Required action —
I need the records below restated word for word, without their pictures.

Provided material —
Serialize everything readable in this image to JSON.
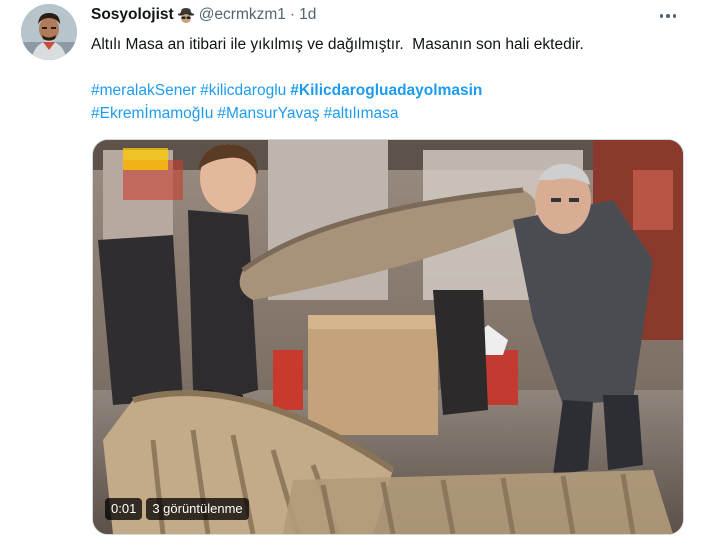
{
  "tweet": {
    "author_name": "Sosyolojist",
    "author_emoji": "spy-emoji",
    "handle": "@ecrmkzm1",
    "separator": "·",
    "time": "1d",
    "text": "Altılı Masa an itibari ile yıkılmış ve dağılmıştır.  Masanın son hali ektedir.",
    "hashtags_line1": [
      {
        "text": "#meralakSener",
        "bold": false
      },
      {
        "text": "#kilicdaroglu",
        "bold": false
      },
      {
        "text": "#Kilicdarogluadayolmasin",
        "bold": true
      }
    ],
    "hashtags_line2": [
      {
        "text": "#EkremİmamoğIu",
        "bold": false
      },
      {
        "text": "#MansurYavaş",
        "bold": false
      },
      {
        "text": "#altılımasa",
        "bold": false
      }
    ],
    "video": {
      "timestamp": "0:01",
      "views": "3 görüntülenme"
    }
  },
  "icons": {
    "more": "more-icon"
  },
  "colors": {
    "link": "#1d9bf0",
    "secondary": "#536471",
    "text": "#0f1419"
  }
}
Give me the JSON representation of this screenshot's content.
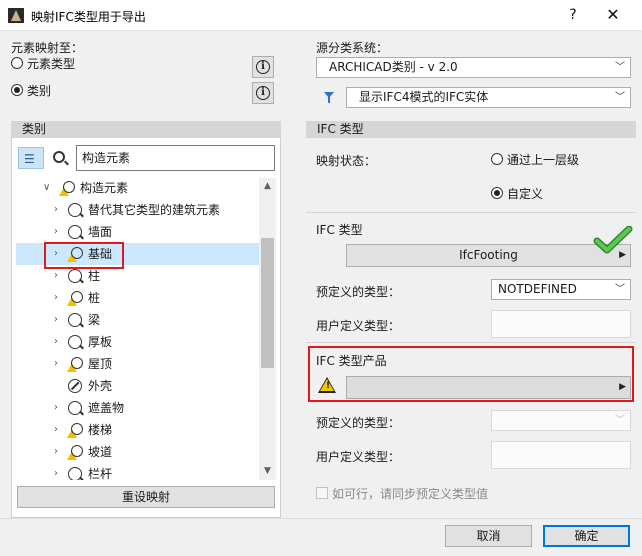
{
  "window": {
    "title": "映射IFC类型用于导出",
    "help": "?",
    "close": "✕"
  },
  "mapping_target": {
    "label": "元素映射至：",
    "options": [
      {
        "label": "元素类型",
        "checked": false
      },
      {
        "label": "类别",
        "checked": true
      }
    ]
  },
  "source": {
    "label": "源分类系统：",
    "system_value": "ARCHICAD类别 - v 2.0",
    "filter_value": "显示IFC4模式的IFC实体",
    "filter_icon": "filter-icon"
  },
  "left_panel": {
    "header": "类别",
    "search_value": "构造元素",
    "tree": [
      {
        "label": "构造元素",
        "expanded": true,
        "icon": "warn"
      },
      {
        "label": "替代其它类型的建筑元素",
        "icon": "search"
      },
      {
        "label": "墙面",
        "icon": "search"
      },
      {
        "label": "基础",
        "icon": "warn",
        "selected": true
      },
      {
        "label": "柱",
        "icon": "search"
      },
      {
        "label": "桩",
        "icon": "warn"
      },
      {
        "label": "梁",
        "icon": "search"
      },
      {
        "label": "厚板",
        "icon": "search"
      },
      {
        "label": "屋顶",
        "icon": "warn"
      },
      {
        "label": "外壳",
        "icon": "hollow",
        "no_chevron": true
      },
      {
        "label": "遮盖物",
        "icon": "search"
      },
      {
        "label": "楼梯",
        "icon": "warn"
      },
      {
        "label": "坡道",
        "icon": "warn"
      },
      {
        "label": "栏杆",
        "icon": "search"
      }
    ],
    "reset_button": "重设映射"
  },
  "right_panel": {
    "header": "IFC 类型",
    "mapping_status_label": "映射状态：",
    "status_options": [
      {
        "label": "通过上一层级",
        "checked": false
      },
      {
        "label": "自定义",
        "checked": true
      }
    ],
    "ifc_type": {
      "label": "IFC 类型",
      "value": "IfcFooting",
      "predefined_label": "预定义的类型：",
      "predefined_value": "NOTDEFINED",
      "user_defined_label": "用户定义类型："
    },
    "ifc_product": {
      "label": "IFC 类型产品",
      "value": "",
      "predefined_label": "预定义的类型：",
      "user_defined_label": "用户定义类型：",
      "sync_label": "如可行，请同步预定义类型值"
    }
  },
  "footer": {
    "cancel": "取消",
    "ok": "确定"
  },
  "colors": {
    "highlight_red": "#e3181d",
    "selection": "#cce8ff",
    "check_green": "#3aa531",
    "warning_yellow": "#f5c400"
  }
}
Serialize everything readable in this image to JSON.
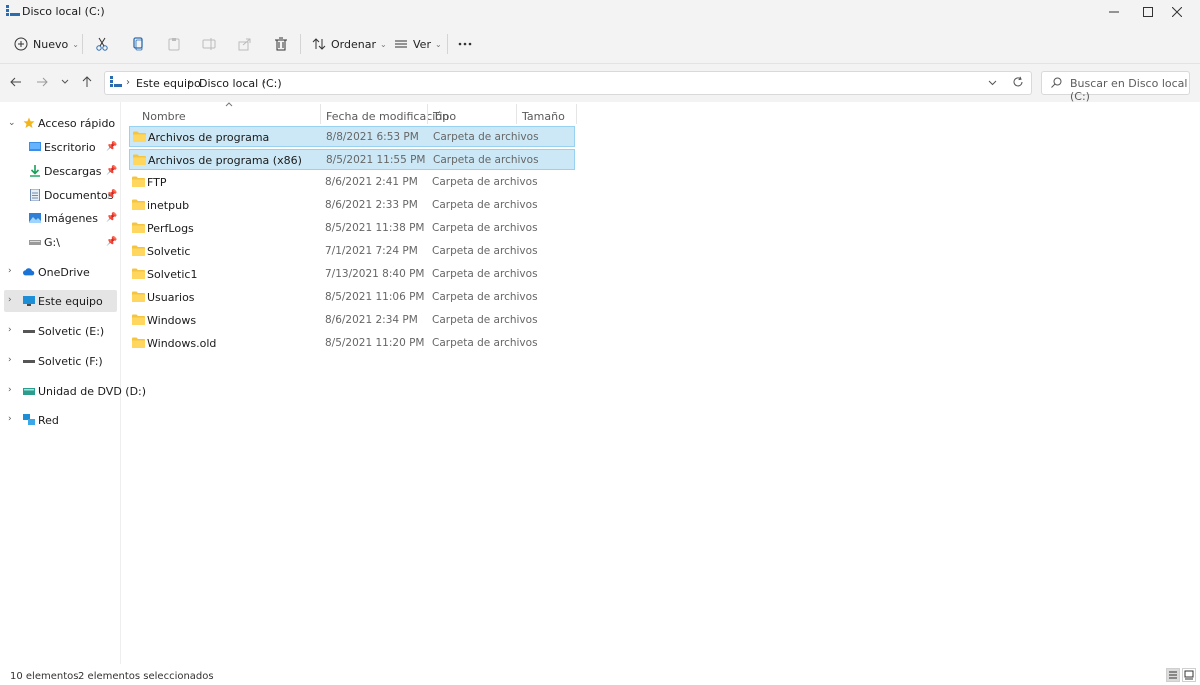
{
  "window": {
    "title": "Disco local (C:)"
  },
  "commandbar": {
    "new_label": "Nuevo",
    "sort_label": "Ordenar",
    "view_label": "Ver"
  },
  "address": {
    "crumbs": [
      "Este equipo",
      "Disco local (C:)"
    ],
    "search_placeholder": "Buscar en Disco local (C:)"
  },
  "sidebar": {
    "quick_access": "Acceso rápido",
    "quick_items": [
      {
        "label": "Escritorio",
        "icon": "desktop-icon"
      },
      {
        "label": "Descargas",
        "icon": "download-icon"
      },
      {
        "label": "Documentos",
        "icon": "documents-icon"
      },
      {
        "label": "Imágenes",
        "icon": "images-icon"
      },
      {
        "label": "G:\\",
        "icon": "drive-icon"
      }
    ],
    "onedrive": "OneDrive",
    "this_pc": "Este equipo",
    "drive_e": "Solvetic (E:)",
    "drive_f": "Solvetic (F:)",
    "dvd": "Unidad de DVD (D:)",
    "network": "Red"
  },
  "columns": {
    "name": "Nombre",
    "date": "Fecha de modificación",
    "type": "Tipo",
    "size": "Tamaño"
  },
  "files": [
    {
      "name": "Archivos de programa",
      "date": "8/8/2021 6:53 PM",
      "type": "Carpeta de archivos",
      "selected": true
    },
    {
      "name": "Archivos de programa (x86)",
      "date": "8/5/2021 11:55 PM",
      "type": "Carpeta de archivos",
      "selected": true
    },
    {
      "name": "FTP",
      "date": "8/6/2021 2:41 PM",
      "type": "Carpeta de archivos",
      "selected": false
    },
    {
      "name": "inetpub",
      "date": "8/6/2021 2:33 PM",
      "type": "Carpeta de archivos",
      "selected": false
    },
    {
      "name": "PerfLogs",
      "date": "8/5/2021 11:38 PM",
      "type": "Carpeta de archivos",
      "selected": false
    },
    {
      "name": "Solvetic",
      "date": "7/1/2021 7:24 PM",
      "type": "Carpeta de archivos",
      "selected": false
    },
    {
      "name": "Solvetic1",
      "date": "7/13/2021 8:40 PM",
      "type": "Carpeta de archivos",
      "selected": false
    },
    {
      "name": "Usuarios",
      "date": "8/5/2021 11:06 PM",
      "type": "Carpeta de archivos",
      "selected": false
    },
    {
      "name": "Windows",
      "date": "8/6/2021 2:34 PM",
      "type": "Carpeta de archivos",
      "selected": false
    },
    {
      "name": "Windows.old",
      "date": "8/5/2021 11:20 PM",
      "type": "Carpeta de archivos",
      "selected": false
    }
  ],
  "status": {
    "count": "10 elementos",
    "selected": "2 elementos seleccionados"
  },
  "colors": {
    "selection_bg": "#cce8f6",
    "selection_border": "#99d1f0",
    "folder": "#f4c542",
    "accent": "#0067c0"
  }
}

Result below —
Serialize everything readable in this image to JSON.
{
  "tweet": {
    "author_name": "Sosyolojist",
    "author_emoji": "spy-emoji",
    "handle": "@ecrmkzm1",
    "separator": "·",
    "time": "1d",
    "text": "Altılı Masa an itibari ile yıkılmış ve dağılmıştır.  Masanın son hali ektedir.",
    "hashtags_line1": [
      {
        "text": "#meralakSener",
        "bold": false
      },
      {
        "text": "#kilicdaroglu",
        "bold": false
      },
      {
        "text": "#Kilicdarogluadayolmasin",
        "bold": true
      }
    ],
    "hashtags_line2": [
      {
        "text": "#EkremİmamoğIu",
        "bold": false
      },
      {
        "text": "#MansurYavaş",
        "bold": false
      },
      {
        "text": "#altılımasa",
        "bold": false
      }
    ],
    "video": {
      "timestamp": "0:01",
      "views": "3 görüntülenme"
    }
  },
  "icons": {
    "more": "more-icon"
  },
  "colors": {
    "link": "#1d9bf0",
    "secondary": "#536471",
    "text": "#0f1419"
  }
}
Give me the JSON representation of this screenshot's content.
{
  "window": {
    "title": "映射IFC类型用于导出",
    "help": "?",
    "close": "✕"
  },
  "mapping_target": {
    "label": "元素映射至：",
    "options": [
      {
        "label": "元素类型",
        "checked": false
      },
      {
        "label": "类别",
        "checked": true
      }
    ]
  },
  "source": {
    "label": "源分类系统：",
    "system_value": "ARCHICAD类别 - v 2.0",
    "filter_value": "显示IFC4模式的IFC实体",
    "filter_icon": "filter-icon"
  },
  "left_panel": {
    "header": "类别",
    "search_value": "构造元素",
    "tree": [
      {
        "label": "构造元素",
        "expanded": true,
        "icon": "warn"
      },
      {
        "label": "替代其它类型的建筑元素",
        "icon": "search"
      },
      {
        "label": "墙面",
        "icon": "search"
      },
      {
        "label": "基础",
        "icon": "warn",
        "selected": true
      },
      {
        "label": "柱",
        "icon": "search"
      },
      {
        "label": "桩",
        "icon": "warn"
      },
      {
        "label": "梁",
        "icon": "search"
      },
      {
        "label": "厚板",
        "icon": "search"
      },
      {
        "label": "屋顶",
        "icon": "warn"
      },
      {
        "label": "外壳",
        "icon": "hollow",
        "no_chevron": true
      },
      {
        "label": "遮盖物",
        "icon": "search"
      },
      {
        "label": "楼梯",
        "icon": "warn"
      },
      {
        "label": "坡道",
        "icon": "warn"
      },
      {
        "label": "栏杆",
        "icon": "search"
      }
    ],
    "reset_button": "重设映射"
  },
  "right_panel": {
    "header": "IFC 类型",
    "mapping_status_label": "映射状态：",
    "status_options": [
      {
        "label": "通过上一层级",
        "checked": false
      },
      {
        "label": "自定义",
        "checked": true
      }
    ],
    "ifc_type": {
      "label": "IFC 类型",
      "value": "IfcFooting",
      "predefined_label": "预定义的类型：",
      "predefined_value": "NOTDEFINED",
      "user_defined_label": "用户定义类型："
    },
    "ifc_product": {
      "label": "IFC 类型产品",
      "value": "",
      "predefined_label": "预定义的类型：",
      "user_defined_label": "用户定义类型：",
      "sync_label": "如可行，请同步预定义类型值"
    }
  },
  "footer": {
    "cancel": "取消",
    "ok": "确定"
  },
  "colors": {
    "highlight_red": "#e3181d",
    "selection": "#cce8ff",
    "check_green": "#3aa531",
    "warning_yellow": "#f5c400"
  }
}
Serialize everything readable in this image to JSON.
{
  "window": {
    "title": "Disco local (C:)"
  },
  "commandbar": {
    "new_label": "Nuevo",
    "sort_label": "Ordenar",
    "view_label": "Ver"
  },
  "address": {
    "crumbs": [
      "Este equipo",
      "Disco local (C:)"
    ],
    "search_placeholder": "Buscar en Disco local (C:)"
  },
  "sidebar": {
    "quick_access": "Acceso rápido",
    "quick_items": [
      {
        "label": "Escritorio",
        "icon": "desktop-icon"
      },
      {
        "label": "Descargas",
        "icon": "download-icon"
      },
      {
        "label": "Documentos",
        "icon": "documents-icon"
      },
      {
        "label": "Imágenes",
        "icon": "images-icon"
      },
      {
        "label": "G:\\",
        "icon": "drive-icon"
      }
    ],
    "onedrive": "OneDrive",
    "this_pc": "Este equipo",
    "drive_e": "Solvetic (E:)",
    "drive_f": "Solvetic (F:)",
    "dvd": "Unidad de DVD (D:)",
    "network": "Red"
  },
  "columns": {
    "name": "Nombre",
    "date": "Fecha de modificación",
    "type": "Tipo",
    "size": "Tamaño"
  },
  "files": [
    {
      "name": "Archivos de programa",
      "date": "8/8/2021 6:53 PM",
      "type": "Carpeta de archivos",
      "selected": true
    },
    {
      "name": "Archivos de programa (x86)",
      "date": "8/5/2021 11:55 PM",
      "type": "Carpeta de archivos",
      "selected": true
    },
    {
      "name": "FTP",
      "date": "8/6/2021 2:41 PM",
      "type": "Carpeta de archivos",
      "selected": false
    },
    {
      "name": "inetpub",
      "date": "8/6/2021 2:33 PM",
      "type": "Carpeta de archivos",
      "selected": false
    },
    {
      "name": "PerfLogs",
      "date": "8/5/2021 11:38 PM",
      "type": "Carpeta de archivos",
      "selected": false
    },
    {
      "name": "Solvetic",
      "date": "7/1/2021 7:24 PM",
      "type": "Carpeta de archivos",
      "selected": false
    },
    {
      "name": "Solvetic1",
      "date": "7/13/2021 8:40 PM",
      "type": "Carpeta de archivos",
      "selected": false
    },
    {
      "name": "Usuarios",
      "date": "8/5/2021 11:06 PM",
      "type": "Carpeta de archivos",
      "selected": false
    },
    {
      "name": "Windows",
      "date": "8/6/2021 2:34 PM",
      "type": "Carpeta de archivos",
      "selected": false
    },
    {
      "name": "Windows.old",
      "date": "8/5/2021 11:20 PM",
      "type": "Carpeta de archivos",
      "selected": false
    }
  ],
  "status": {
    "count": "10 elementos",
    "selected": "2 elementos seleccionados"
  },
  "colors": {
    "selection_bg": "#cce8f6",
    "selection_border": "#99d1f0",
    "folder": "#f4c542",
    "accent": "#0067c0"
  }
}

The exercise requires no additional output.